While companies like Cottonelle and Charmin tell consumers their wipes can, in fact, go down the drain, local utility companies say otherwise.
When most people hear flushable wipe, they assume the wipes will break apart once inside the toilet. But that's where most would be wrong. And officials say it takes a lot of time and money to fix it.
"Really the only thing you should be flushing down the toilet that is inorganic is toilet paper," JEA spokeswoman Gerri Boyce said. "Anything else has a possibility of causing clogs."
Boyce said it's becoming a messy problem. People flushing the wipes down their toilets are in turn having to call a plummer because they end up clogging the pipes.
JEA takes care of more than 3,000 miles of sewage pipes. It says when there's damage, it's reflected in JEA's rates.
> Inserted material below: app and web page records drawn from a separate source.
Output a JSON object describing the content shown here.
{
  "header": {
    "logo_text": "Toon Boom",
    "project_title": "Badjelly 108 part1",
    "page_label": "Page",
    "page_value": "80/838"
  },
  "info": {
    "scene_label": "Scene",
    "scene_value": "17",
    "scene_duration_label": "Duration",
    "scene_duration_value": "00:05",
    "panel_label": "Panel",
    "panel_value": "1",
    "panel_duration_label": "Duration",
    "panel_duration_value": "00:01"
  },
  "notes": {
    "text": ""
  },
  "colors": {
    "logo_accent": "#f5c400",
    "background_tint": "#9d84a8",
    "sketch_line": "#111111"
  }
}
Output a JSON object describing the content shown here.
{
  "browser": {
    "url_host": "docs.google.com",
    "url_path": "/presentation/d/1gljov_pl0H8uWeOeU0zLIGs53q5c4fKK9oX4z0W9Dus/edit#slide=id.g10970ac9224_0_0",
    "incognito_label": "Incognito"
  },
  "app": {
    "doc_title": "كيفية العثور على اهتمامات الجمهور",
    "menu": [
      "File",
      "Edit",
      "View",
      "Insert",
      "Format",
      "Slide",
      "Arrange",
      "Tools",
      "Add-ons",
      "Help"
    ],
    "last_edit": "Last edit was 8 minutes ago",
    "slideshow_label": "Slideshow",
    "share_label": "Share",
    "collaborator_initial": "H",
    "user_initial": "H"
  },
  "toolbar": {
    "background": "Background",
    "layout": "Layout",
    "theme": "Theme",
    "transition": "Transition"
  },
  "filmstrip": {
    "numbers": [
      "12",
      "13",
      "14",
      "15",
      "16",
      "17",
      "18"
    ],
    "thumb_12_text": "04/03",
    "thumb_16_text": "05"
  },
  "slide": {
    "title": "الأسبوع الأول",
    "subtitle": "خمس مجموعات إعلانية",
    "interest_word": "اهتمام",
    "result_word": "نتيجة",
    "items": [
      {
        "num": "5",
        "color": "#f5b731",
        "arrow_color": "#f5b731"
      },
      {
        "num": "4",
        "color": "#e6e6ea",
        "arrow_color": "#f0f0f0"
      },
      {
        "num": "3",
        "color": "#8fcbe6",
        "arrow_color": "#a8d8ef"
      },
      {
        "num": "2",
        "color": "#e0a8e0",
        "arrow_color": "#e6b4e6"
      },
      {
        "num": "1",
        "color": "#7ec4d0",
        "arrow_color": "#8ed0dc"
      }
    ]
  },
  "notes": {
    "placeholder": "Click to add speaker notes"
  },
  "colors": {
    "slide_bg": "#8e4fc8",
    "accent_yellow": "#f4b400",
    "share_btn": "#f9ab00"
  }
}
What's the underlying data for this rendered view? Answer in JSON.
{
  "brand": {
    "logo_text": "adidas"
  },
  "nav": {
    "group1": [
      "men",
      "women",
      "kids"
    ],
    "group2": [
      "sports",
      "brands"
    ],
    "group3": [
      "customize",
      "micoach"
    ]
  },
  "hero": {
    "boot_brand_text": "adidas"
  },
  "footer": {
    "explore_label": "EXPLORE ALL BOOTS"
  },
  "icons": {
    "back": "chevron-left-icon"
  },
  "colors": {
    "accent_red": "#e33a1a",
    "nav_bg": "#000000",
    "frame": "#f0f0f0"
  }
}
So even if it doesn't affect your home, flushing wipes down the toilet may still affect you in the long run.
The city of Jacksonville Beach said clogged pipes due to flushable wipes (pictured below) take hours to unclog the pumps and is very expensive. They said the wipes can cost the consumer twice -- once for the home with a plumber and next in taxes.
The city said it's gone from cleaning its main pipe from once a year to once or twice a week because of these wipes.
"If you have any stoppages in your house, that means the sewage has nowhere to go, so it's going to come up either in your toilet, in your sinks, in your showers," Boyce said.
Consumer Reports checked out flushable wipes. The products all say they're flushable and make claims like "sewer and septic safe" and "breaks up after flushing."
But after spending $5 getting wipes, at the end if you flush those into the toilet, you could end up paying hundreds of dollars for plumbing services.
"Anything that damages your pipes, it's going to be reflected in your rates," Boyce said. "You also want to protect the environment. You don't want the sewage in your neighborhood or community."
While no one wants to deal with sewage in their home, the sewage problem could also end up in the streets.
"Think about our system, like your veins and arteries; if you have too much grease, it constricts them, and that's what happens to the sewage system," Boyce said.
So if you use flushable wipes, do not throw them in the commode. Instead, throw them in the trash.